    This is not to suggest a calorimeter cannot measure an endothermic effect. It can, and that is a good way to calibrate. For example by charging a rechargable battery inside it. Of course if you put the calorimeter inside the refrigerator, you see an endothermic effect! Or if you put it on the coils outside, it is exothermic.


    If your point is that LENR in its present form is less efficient than a heat pump . . . We know that. So is a multi-billion dollar Tokamak reactor. So what? That has nothing to do with how LENR is likely to perform once it is understood and controlled.

  • I've read or reviewed dozens of papers on LENR. None of them were persuasive. I felt this way mostly because the effects were too small but also because very few had multiple independent replications. If these effects were so convincing, why hasn't there been massive investment in them? Why haven't they been scaled up to the level of a power plant?


    Since a substantial percentage of those with PhDs are hired to work for gov'ts, they have plenty of qualified individuals to make decisions concerning LENR.

  • If your point is that LENR in its present form is less efficient than a heat pump . . . We know that. So is a multi-billion dollar Tokamak reactor. So what? That has nothing to do with how LENR is likely to perform once it is understood and controlled.


    Thanks Jed, for the thoughtful response.


    I did not intend to suggest LENR was a heat pump effect. Clearly LENR is unlikely or even certainly not a heat pump, at least not in an ordinary sense-- and I accept your analysis there as presented... But, now that the issue is on my mind, a few speculative points: The heat pump issue is not completely null for me in that a refrigerative phase could be temporally separated rather than spatially separated from the heat output. I have to assume this has all been thought through, but bear with me even as only a weak possibility: Hydrogen dissociation (as I understand it) into Pd has (claimed) what seems to me to be anomalous thermodynamics. Shanahan and I discussed this here over a year ago. Abd jumped in there as well. By anomalous I mean, taking the dogma I was given by those commentators, that is that H / D dissociation into Pd is a spontaneous and EXOthermic process. This, in direct contrast to H / D dissociation energy in the gas phase.... well known to be quite ENDOthermic i.e. requires work.
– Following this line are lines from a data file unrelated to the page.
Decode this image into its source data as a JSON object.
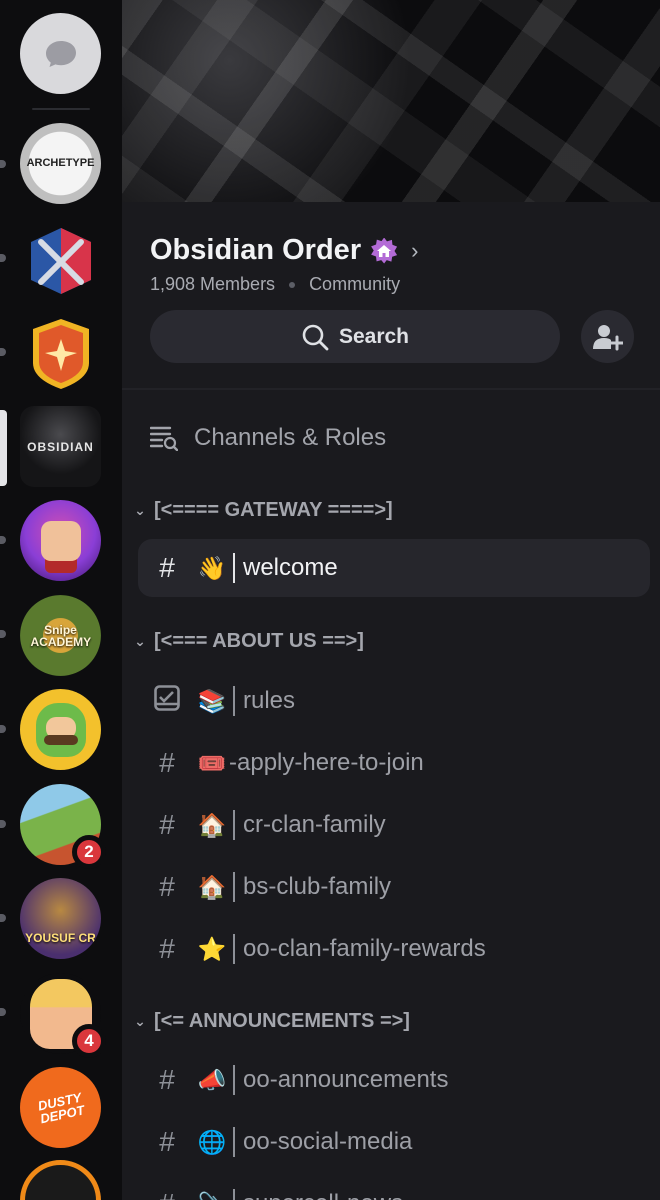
{
  "server": {
    "name": "Obsidian Order",
    "members": "1,908 Members",
    "type": "Community"
  },
  "search": {
    "label": "Search"
  },
  "channels_roles": "Channels & Roles",
  "rail": {
    "servers": [
      {
        "label": "ARCHETYPE",
        "colors": [
          "#e8e8e8",
          "#2c2c2c"
        ]
      },
      {
        "label": "",
        "colors": [
          "#d8344a",
          "#2b57a6"
        ]
      },
      {
        "label": "",
        "colors": [
          "#f0b424",
          "#e0592a"
        ]
      },
      {
        "label": "OBSIDIAN",
        "colors": [
          "#3a3a3a",
          "#0f0f0f"
        ]
      },
      {
        "label": "",
        "colors": [
          "#8a3ed6",
          "#d14fb3"
        ]
      },
      {
        "label": "Snipe ACADEMY",
        "colors": [
          "#d8a53a",
          "#2f4a1e"
        ]
      },
      {
        "label": "",
        "colors": [
          "#f3c12c",
          "#5a3a20"
        ]
      },
      {
        "label": "",
        "colors": [
          "#7ab34a",
          "#c7542f"
        ],
        "badge": "2"
      },
      {
        "label": "YOUSUF CR",
        "colors": [
          "#b88942",
          "#4a2f6e"
        ]
      },
      {
        "label": "",
        "colors": [
          "#f3c860",
          "#7b4a22"
        ],
        "badge": "4"
      },
      {
        "label": "DUSTY DEPOT",
        "colors": [
          "#f06a1d",
          "#c84d10"
        ]
      },
      {
        "label": "",
        "colors": [
          "#222",
          "#f08a18"
        ]
      }
    ]
  },
  "categories": [
    {
      "name": "[<==== GATEWAY ====>]",
      "channels": [
        {
          "name": "welcome",
          "emoji": "👋",
          "icon": "hash",
          "selected": true
        }
      ]
    },
    {
      "name": "[<=== ABOUT US ==>]",
      "channels": [
        {
          "name": "rules",
          "emoji": "📚",
          "icon": "rules-checkbox"
        },
        {
          "name": "-apply-here-to-join",
          "emoji": "🎟️",
          "icon": "hash"
        },
        {
          "name": "cr-clan-family",
          "emoji": "🏠",
          "icon": "hash"
        },
        {
          "name": "bs-club-family",
          "emoji": "🏠",
          "icon": "hash"
        },
        {
          "name": "oo-clan-family-rewards",
          "emoji": "⭐",
          "icon": "hash"
        }
      ]
    },
    {
      "name": "[<= ANNOUNCEMENTS =>]",
      "channels": [
        {
          "name": "oo-announcements",
          "emoji": "📣",
          "icon": "hash"
        },
        {
          "name": "oo-social-media",
          "emoji": "🌐",
          "icon": "hash"
        },
        {
          "name": "supercell-news",
          "emoji": "📎",
          "icon": "hash"
        }
      ]
    }
  ],
  "colors": {
    "boost": "#b36bd6",
    "badge": "#da373c",
    "selected_bg": "#26262c"
  }
}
    To answer my concerns, I was given a reference by Shanahan: Topics in Physics series: ed by Alefeld & Völkl "Hydrogen in metals II"; 'Hydrogen in Palladium and Palladium Alloys', by E. Wicke and H. Brodowsky with cooperation of H. Züchner., Springer Verlag 1978. And that appeared to directly address the issue (I am a continent away from my library, don't have it at hand). Unfortunately the reference had repeated changes of sign for the very parameter in question (possibly delta G, and/or possibly TdeltaS), making it still a bit of a question (for me) as to whether one might use energy to load a Pd cell with H or D (which I recall from the lit), or one might see distinct heating (as I recall was implied by Abd and Shanahan). The long loading times for many reported Pd D cells seems to make this an important uncertainty for me. Particularly in view of a plethora "heat after death" reports, which would either be increased or decreased in magnitude by that change of sign for loading energy. That would in turn add or subtract from the magnitude of excess energy produced by CF / LENR / CANR.


    If that issue can be answered from your experience or wide reading, I would much appreciate it.